While reading a youth ministry article recently, I noticed a commenter asking why a student minister even needs an office. As someone who has an office and spends time in that office each week, I had a hard time trying to figure out just what he or she was getting at.
I don’t necessarily love my time in my office, but I also cannot figure out how it is not necessary. As the only paid youth staff at my church, I play a significant role in delivering programs and plans for our students. I tried to figure out just what I do in the office and here is a list I came up with:
- Develop the program parts for Sunday and Wednesday night programs.
- Communicate with students, parents, and volunteers through facebook, email, blogging, and (the dreaded) phone call.
- Complete paperwork such as check requests and collection logs.
- Meet with volunteers, parents, and students about who knows what until they show up and ask if I have a second.
- Prepare and plan events such as retreats and mission trips.
- Spend time staying in touch with resources, articles, and youth ministry ideas.
This list leaves off a few things I am sure, but the thing is that I find myself in the office quite a bit. There are some ministers who are on big staffs with their role only being to spend time with students. There are also ministries where some of what I mentioned is done by volunteers (we’re working on that and will be in 20 years). I simply find the office time to be a necessary part of my job.
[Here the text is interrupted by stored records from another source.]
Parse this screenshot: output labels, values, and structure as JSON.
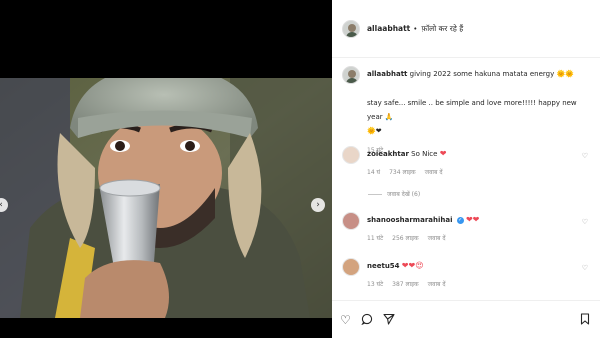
{
  "post": {
    "username": "allaabhatt",
    "header_status": "फ़ॉलो कर रहे हैं",
    "caption_username": "allaabhatt",
    "caption_line1": "giving 2022 some hakuna matata energy 🌞🌞",
    "caption_line2": "stay safe... smile .. be simple and love more!!!!! happy new year 🙏",
    "caption_line3": "🌞❤",
    "caption_time": "15 घंटे"
  },
  "comments": [
    {
      "username": "zoieakhtar",
      "text": "So Nice",
      "emoji": "❤",
      "time": "14 घं",
      "likes": "734 लाइक",
      "reply": "जवाब दें"
    },
    {
      "username": "shanoosharmarahihai",
      "text": "",
      "emoji": "❤❤",
      "time": "11 घंटे",
      "likes": "256 लाइक",
      "reply": "जवाब दें"
    },
    {
      "username": "neetu54",
      "text": "",
      "emoji": "❤❤😍",
      "time": "13 घंटे",
      "likes": "387 लाइक",
      "reply": "जवाब दें"
    }
  ],
  "view_replies": "जवाब देखें (6)",
  "icons": {
    "like": "heart-outline-icon",
    "comment": "comment-icon",
    "share": "send-icon",
    "save": "bookmark-icon",
    "next": "chevron-right-icon",
    "prev": "chevron-left-icon"
  },
  "colors": {
    "verified": "#3897f0",
    "heart": "#ed4956",
    "text": "#262626",
    "muted": "#8e8e8e"
  }
}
Does this mean that it is what I would rather be doing? Not really, though I do love to create a good plan and see it work. I would much rather spend everyday mentoring students and helping them realize what God has in store for their lives. However, something that I have to remember is that contributing the kingdom is done in many different ways. Creating a calendar and planning a Wednesday night program can be important ways to contribute to what God is doing in the lives of your students.
When we look at ministry as a journey, we see that sometimes you have to plan the trip before you can take the trip. There are days like today when there just is not much going on, and I need to use the time to plan events and programs. There are also days when I spend the majority of the day speaking to and working with students. Some days we have impact through preparation and check requests.
I must admit that there are days when I have been in the office far too much, and at the end of the day I really wonder what I actually accomplished. I have found that I need to do one thing that would count towards active discipleship in order for me to really feel good about my day. Maybe it is a quick thank you note for a volunteer or a conversation over facebook with a student. What pushes me and motivates me is that I never want to leave the office feeling like nothing would be different if I had just stayed home.